While we did not attempt to exactly simulate the forces applied by a dog’s teeth and jaws, we did subject each of them to a couple of light taps with a hammer, as well as a brief session of squeezing in a large iron vise. What we found was disheartening.
Every bone yielded to our tests – some even shattered like porcelain, leaving behind razor-sharp shards, and others resisted several whacks and/or turns of the vise before cracking. The raw bones were marginally softer, as was a ham bone from Nature’s Variety; these cracked and flaked apart. Still, they yielded small pieces. If ingested, what havoc could these splinters wreak on a dog’s mouth, throat, or stomach?
In the vise test, we wanted to approximate the pressure caused by a dog’s jaws closing down on a bone.

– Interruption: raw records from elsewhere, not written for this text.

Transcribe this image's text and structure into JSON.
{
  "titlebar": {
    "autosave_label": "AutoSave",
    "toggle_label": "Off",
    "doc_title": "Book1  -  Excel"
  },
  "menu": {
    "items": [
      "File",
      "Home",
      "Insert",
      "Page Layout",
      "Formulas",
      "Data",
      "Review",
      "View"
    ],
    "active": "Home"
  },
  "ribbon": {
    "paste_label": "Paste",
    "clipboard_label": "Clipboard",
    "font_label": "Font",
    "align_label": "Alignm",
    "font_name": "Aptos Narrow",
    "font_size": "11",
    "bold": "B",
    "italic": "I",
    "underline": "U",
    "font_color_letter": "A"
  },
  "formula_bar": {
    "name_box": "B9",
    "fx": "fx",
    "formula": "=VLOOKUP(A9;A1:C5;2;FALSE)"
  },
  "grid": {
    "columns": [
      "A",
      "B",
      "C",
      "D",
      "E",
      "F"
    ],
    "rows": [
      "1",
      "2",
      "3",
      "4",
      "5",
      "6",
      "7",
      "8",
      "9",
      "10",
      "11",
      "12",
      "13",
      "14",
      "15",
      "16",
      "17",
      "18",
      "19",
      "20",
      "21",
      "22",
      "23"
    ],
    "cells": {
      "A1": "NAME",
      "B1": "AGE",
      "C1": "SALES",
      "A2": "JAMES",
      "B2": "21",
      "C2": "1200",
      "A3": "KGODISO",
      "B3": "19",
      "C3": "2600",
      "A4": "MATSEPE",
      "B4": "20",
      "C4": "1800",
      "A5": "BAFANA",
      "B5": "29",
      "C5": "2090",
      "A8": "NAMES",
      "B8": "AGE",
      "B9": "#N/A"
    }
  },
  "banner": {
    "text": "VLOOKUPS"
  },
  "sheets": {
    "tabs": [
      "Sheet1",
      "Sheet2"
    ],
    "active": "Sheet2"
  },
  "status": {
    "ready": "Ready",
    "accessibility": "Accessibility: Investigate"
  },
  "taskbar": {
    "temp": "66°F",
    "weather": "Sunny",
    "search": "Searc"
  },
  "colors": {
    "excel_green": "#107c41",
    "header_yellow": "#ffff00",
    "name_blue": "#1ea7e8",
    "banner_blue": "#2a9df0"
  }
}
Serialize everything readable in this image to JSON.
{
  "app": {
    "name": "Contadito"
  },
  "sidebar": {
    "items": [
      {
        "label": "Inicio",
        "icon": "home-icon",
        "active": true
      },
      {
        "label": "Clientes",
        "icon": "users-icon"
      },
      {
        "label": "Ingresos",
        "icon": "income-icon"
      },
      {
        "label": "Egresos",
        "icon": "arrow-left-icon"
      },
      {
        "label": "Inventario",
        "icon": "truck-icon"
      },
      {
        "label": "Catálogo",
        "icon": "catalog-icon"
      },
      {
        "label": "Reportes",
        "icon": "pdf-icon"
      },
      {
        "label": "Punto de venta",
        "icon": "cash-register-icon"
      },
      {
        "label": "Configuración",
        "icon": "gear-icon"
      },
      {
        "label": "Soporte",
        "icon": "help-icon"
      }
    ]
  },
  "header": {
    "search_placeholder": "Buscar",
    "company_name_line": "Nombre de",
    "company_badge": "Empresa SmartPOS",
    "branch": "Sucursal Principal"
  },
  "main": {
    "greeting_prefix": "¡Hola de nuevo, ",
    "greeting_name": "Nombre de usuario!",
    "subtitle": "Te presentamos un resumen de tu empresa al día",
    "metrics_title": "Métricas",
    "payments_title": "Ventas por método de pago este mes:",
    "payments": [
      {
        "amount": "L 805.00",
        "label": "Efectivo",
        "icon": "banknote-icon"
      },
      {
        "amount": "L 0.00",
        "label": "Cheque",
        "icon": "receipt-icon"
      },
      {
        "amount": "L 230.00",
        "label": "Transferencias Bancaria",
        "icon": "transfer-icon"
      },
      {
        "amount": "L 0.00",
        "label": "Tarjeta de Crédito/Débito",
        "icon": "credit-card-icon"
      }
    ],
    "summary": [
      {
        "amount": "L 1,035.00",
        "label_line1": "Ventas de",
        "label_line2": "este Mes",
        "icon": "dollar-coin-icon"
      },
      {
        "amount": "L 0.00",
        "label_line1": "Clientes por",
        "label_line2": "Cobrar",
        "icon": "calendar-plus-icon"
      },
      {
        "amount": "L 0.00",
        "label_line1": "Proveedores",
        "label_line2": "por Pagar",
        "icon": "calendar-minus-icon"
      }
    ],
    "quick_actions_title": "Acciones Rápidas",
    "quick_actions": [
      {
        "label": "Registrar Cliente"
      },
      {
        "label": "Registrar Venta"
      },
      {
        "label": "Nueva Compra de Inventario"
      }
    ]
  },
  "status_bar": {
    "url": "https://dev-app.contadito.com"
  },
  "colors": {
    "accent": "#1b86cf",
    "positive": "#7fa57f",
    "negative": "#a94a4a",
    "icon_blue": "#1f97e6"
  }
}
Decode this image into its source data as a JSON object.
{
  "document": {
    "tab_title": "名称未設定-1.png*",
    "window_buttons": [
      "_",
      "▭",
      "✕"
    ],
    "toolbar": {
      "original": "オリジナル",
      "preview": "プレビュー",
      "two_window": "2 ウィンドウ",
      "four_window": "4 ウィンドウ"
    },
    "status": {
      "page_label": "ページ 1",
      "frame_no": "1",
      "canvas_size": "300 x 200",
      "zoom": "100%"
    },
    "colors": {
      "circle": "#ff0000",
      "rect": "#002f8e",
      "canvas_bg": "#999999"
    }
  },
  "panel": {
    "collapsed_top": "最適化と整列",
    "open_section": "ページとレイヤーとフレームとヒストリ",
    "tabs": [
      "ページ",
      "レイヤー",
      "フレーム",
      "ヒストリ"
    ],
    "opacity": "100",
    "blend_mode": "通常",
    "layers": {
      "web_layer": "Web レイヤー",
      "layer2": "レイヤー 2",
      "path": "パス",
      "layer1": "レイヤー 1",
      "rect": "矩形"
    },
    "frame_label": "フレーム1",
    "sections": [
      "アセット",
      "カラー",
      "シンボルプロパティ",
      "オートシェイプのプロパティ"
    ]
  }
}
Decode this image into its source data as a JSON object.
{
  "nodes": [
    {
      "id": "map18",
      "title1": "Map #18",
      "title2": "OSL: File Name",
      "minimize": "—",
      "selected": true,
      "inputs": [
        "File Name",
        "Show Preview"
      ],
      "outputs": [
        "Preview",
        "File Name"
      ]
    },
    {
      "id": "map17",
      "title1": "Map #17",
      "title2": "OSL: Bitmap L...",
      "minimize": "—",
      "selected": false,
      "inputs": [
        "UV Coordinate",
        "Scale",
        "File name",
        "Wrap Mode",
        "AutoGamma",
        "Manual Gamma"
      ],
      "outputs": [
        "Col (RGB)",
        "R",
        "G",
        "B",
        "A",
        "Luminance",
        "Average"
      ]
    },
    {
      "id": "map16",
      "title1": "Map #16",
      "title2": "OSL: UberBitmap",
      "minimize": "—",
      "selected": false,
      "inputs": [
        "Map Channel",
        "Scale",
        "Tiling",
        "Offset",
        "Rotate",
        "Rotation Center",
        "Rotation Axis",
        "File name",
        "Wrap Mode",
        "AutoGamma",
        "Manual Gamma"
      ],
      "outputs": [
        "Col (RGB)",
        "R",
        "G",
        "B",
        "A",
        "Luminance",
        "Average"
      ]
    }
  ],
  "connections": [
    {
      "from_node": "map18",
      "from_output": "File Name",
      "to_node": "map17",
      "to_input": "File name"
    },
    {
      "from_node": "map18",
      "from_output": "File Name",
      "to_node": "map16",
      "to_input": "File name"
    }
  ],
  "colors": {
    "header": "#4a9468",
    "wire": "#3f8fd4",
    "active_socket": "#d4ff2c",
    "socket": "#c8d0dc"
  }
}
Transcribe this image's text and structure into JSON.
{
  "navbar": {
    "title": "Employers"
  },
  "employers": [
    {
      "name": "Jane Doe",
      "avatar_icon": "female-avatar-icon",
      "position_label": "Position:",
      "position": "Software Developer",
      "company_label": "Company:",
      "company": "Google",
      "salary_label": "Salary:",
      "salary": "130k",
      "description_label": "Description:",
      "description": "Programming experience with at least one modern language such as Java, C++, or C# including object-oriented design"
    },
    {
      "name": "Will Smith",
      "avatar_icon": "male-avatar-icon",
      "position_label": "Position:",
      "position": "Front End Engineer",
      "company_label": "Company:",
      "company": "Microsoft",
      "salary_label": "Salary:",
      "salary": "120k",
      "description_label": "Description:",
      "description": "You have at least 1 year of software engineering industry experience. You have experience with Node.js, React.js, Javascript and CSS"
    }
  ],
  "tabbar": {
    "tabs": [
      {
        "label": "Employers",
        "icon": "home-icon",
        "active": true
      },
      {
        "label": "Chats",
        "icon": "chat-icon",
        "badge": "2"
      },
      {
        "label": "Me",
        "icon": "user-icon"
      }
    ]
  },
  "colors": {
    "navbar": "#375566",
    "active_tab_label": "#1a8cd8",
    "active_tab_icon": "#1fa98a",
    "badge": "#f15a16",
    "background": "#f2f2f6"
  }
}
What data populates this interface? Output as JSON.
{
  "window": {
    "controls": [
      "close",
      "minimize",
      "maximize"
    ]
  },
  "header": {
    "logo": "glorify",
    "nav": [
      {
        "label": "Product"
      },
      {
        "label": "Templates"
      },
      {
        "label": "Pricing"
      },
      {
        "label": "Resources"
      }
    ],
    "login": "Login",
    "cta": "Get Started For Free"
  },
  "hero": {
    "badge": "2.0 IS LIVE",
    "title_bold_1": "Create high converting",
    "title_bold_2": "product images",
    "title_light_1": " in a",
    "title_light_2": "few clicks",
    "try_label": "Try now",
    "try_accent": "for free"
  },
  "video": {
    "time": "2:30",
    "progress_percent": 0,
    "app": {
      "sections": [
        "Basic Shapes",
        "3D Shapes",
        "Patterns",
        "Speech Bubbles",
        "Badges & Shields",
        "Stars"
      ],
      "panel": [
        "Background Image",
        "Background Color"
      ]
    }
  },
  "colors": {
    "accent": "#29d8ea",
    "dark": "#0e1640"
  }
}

Once again our test bones gave way – although the Nature’s Variety dry-roasted ham bone (which included condyles) did best, changing shape but not splitting or breaking.
When the bones cracked in the vise, they splintered. Some, like Smokehouse’s roasted rib bone, lost small, crumbly chunks; others, like Redbarn’s plain white bone, split up their length and fell apart. Even the moist raw bones split off sharp shards.
At the end of our experiment, sitting amid the rubble of broken bones and needle-sharp shards, we had some decisions to make.
We decided that it would be courting danger to recommend giving any cooked treat bones to a dog with large, strong jaws and an aggressive chewing style. Any of the offerings could be reduced to a pile of potentially harmful pieces or could cause a broken tooth.
For moderate chewers or small dogs, we could see giving them an extra-large bone – one that they couldn’t fit between their back teeth – and keeping a watchful eye on their activity.
Garth Merrick responded to our concerns by acknowledging that dangers do exist.
“There’s no question, if you break one it’s going to have some sharp edges,” he says. “If the customer will use common sense, I really think the amount of risk is minimized.”
Proper sizing, he says, is most crucial.
“If the people who buy the bones will size the bone to the size of the dog’s jaws and keep it big enough so they cannot fit it in and bear down with their back teeth, they cannot put enough pressure on it to break it,” he says. “Even though there is a risk, there are millions of satisfied people whose dogs have never had a problem.”
Laura Herr of Jones Natural Chews agreed that owner supervision and sizing were important, but also took it a step further, noting that certain types of bones are less prone to problems.
“There are several bones that do not splinter,” she says. “If you put a shank bone or a knee cap from the knee joint to your test, neither of these bones will splinter even for the most aggressive chewer. Any knuckle bone does not present danger of splinters. The bones that do splinter for the aggressive chewer are the straight bones, which we call center bones.”
Should you avoid bones entirely? There’s no easy answer, and it’s an individual decision. Some dogs will do fine on just about any sort of bone, while others will make mincemeat of even bones that are considered very safe.
After collecting chips, shards, and sharp fragments of bone from our testing grounds, we can’t help but think that sometimes it’s better not to give your dog that bone.
-C.C. Holland is a freelance writer from Oakland, California.